Schlenvogt wasn’t originally supposed to be up north, Rychtik said. He and a group of friends intended to go snow goose hunting in the southern United States, but the trip was cancelled because of weather.
Schlenvogt and two friends, Tom Didier and Jordy Schwanz, decided to go snowmobiling up north instead, Rychtik said.
“The snow up there is just amazing,” he said.
The trio left for Florence County on Thursday and planned to return Sunday night, Rychtik said.
They arrived late Thursday, then took a 180-mile snowmobile trip to Eagle River on Friday, he said.
On Saturday, they stuck around the cabin, then decided to drive to Pine Mountain Ski Resort about 10 miles from where they were staying to watch a snowmobile hill-climbing contest. They spent the day there.
The group returned to the cabin, then decided to go back to the resort, Rychtik said.
But when they headed back to the cabin, one of the snowmobiles wouldn’t start. Didier and Schwanz decided to ride together, and Schlenvogt drove on ahead, Rychtik said.
Rychtik said he believes Schlenvogt, who was familiar with the area, took a shortcut to bypass a two- to three-mile jog in the snowmobile trail around a ravine. That shortcut apparently took him along Pine Mountain Road, which is a wide road with snow along the edges of the shoulder.
"What happened next is anyone’s guess," Rychtik said.
“I think the ski possibly caught either on a big chunk of snow or the edge of the guardrail,” Rychtik said, pushing the snowmobile up the rail just enough to tip it, ejecting Schlenvogt.
When Didier and Schwanz returned to the cabin, they were surprised that Schlenvogt wasn’t waiting for them, Rychtik said.

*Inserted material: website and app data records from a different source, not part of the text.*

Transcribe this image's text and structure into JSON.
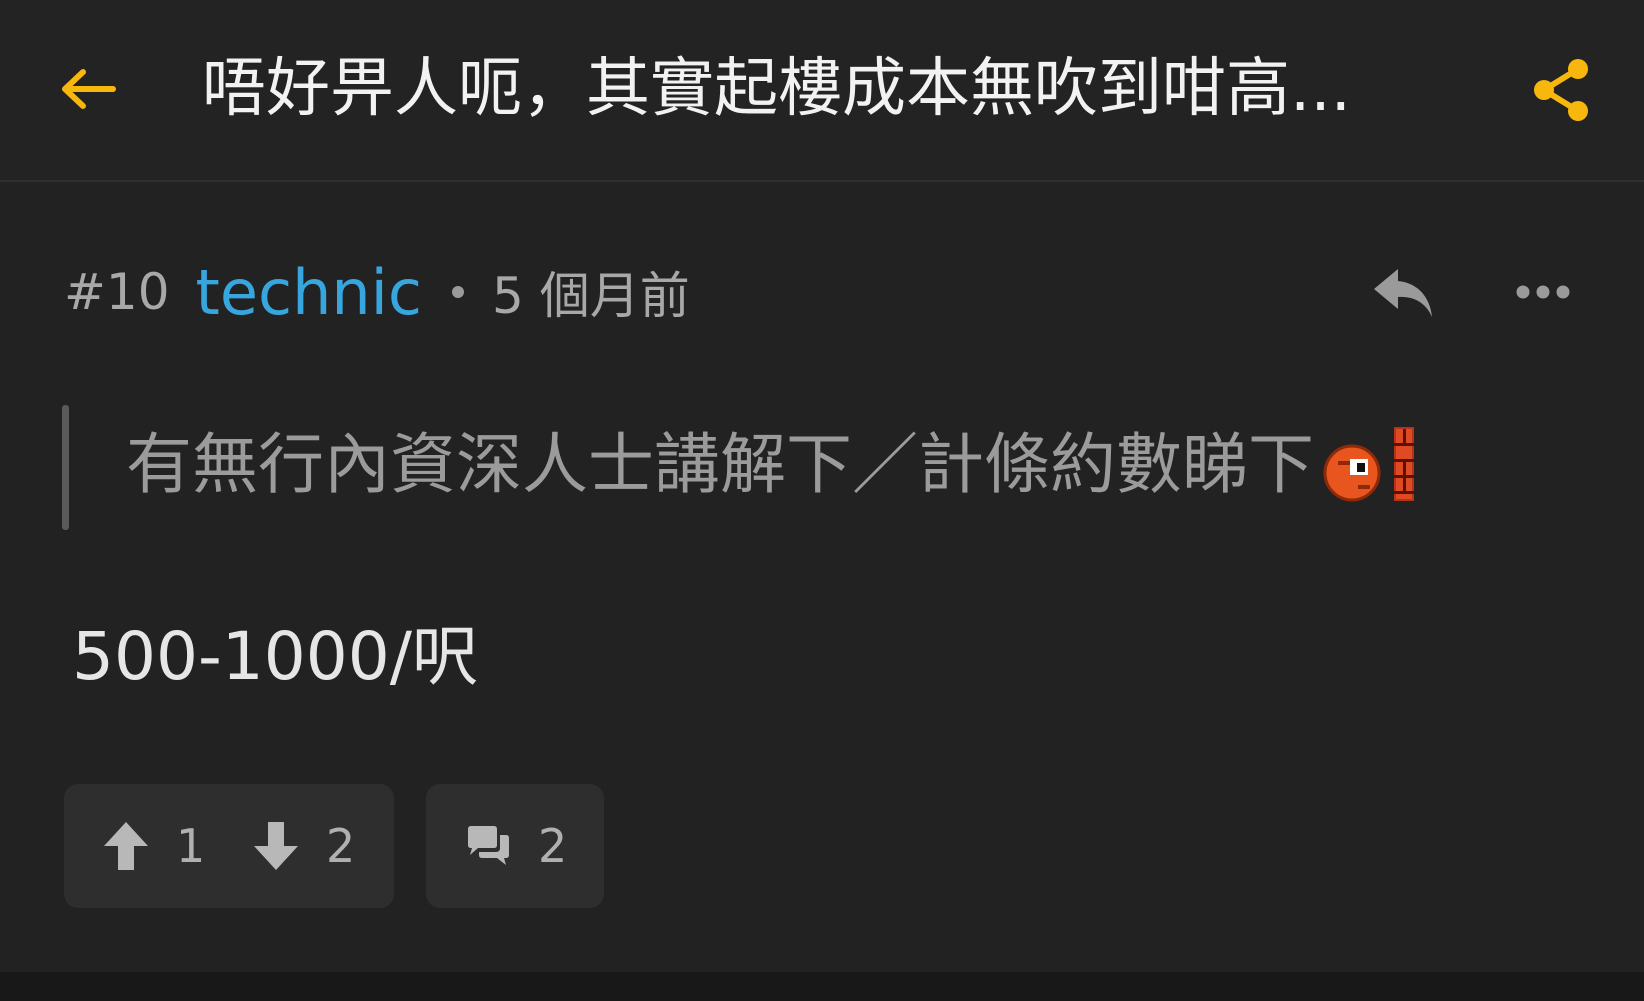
{
  "header": {
    "title": "唔好畀人呃，其實起樓成本無吹到咁高...",
    "back_icon": "arrow-left-icon",
    "share_icon": "share-icon",
    "accent_color": "#f7b70c"
  },
  "post": {
    "number": "#10",
    "username": "technic",
    "time": "5 個月前",
    "username_color": "#38a6de",
    "reply_icon": "reply-icon",
    "more_icon": "more-dots-icon",
    "quote": "有無行內資深人士講解下／計條約數睇下",
    "quote_emoji": "pixel-face-with-brick-emoji",
    "body": "500-1000/呎",
    "upvotes": "1",
    "downvotes": "2",
    "comments": "2"
  }
}
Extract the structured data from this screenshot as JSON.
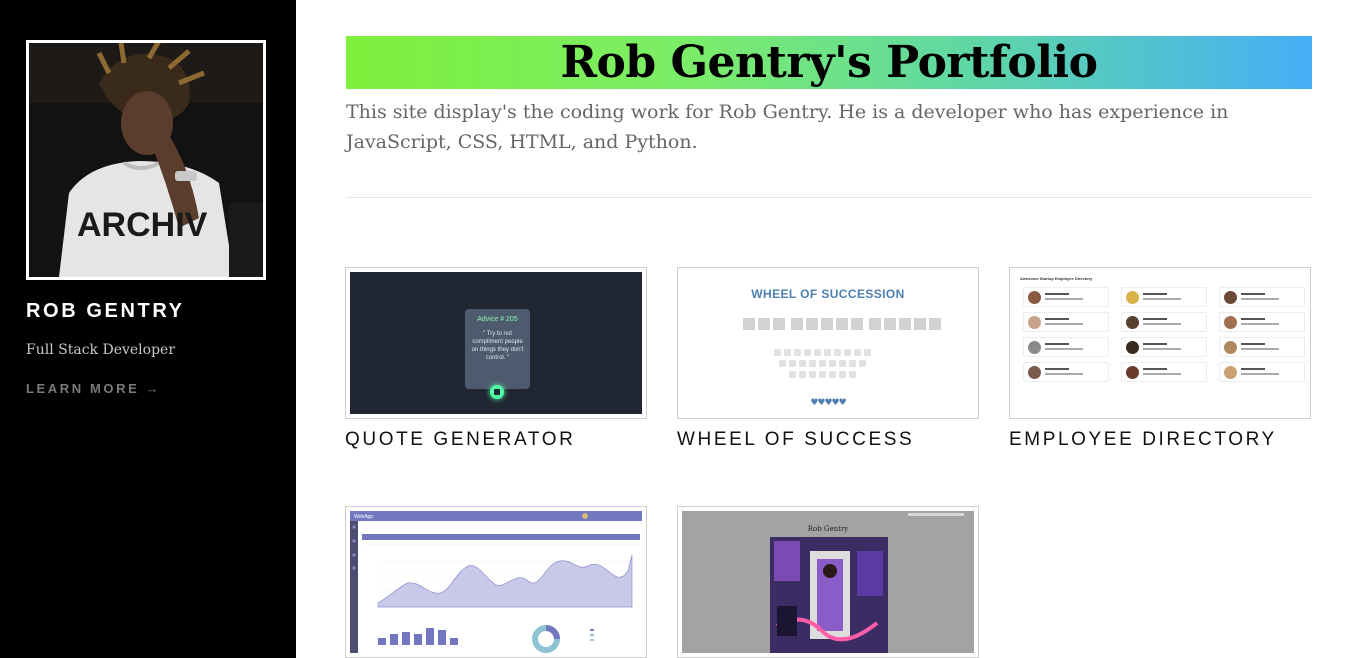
{
  "sidebar": {
    "name": "ROB GENTRY",
    "role": "Full Stack Developer",
    "learn_more": "LEARN MORE →",
    "avatar_shirt_text": "ARCHIV"
  },
  "header": {
    "title": "Rob Gentry's Portfolio",
    "intro": "This site display's the coding work for Rob Gentry. He is a developer who has experience in JavaScript, CSS, HTML, and Python."
  },
  "colors": {
    "sidebar_bg": "#000000",
    "banner_start": "#7ef03c",
    "banner_end": "#46aef7",
    "label_text": "#111111"
  },
  "projects": [
    {
      "label": "QUOTE GENERATOR",
      "thumb": {
        "advice_title": "Advice # 205",
        "quote": "\" Try to not compliment people on things they don't control. \""
      }
    },
    {
      "label": "WHEEL OF SUCCESS",
      "thumb": {
        "title": "WHEEL OF SUCCESSION",
        "hearts": "♥♥♥♥♥",
        "keys_row1": [
          "q",
          "w",
          "e",
          "r",
          "t",
          "y",
          "u",
          "i",
          "o",
          "p"
        ],
        "keys_row2": [
          "a",
          "s",
          "d",
          "f",
          "g",
          "h",
          "j",
          "k",
          "l"
        ],
        "keys_row3": [
          "z",
          "x",
          "c",
          "v",
          "b",
          "n",
          "m"
        ]
      }
    },
    {
      "label": "EMPLOYEE DIRECTORY",
      "thumb": {
        "title": "Awesome Startup Employee Directory"
      }
    },
    {
      "label": "",
      "thumb": {
        "app_name": "WebApp"
      }
    },
    {
      "label": "",
      "thumb": {
        "title": "Rob Gentry"
      }
    }
  ]
}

They tried calling him, but got no answer and started panicking, he said. They thought about going out to look for him, but their snowmobile was out of gas and the truck they had driven wouldn’t start.
“They didn’t have a clue where Chad was,” Rychtik said.
It was only when authorities contacted them later that they discovered what had happened.
Authorities told the family they believe Schlenvogt hit the handlebars when he was ejected, causing his death, Rychtik said.
Rychtik said he does not believe speed was a factor, noting Schlenvogt was found near the snowmobile.
The snowmobile, he added, is intact and operable.
Although the state police said alcohol is believed to have been a factor in the crash, Rychtik said Schlenvogt generally did not drink or drank minimally when driving a snowmobile.
A funeral Mass for Schlenvogt will be held at 7 p.m. Monday at St. Peter of Alcantara Catholic Church in Port Washington.
An education fund for his two young children has been set up at Kohler Credit Union.
A complete obituary for Schlenvogt can be found in this edition of Ozaukee Press.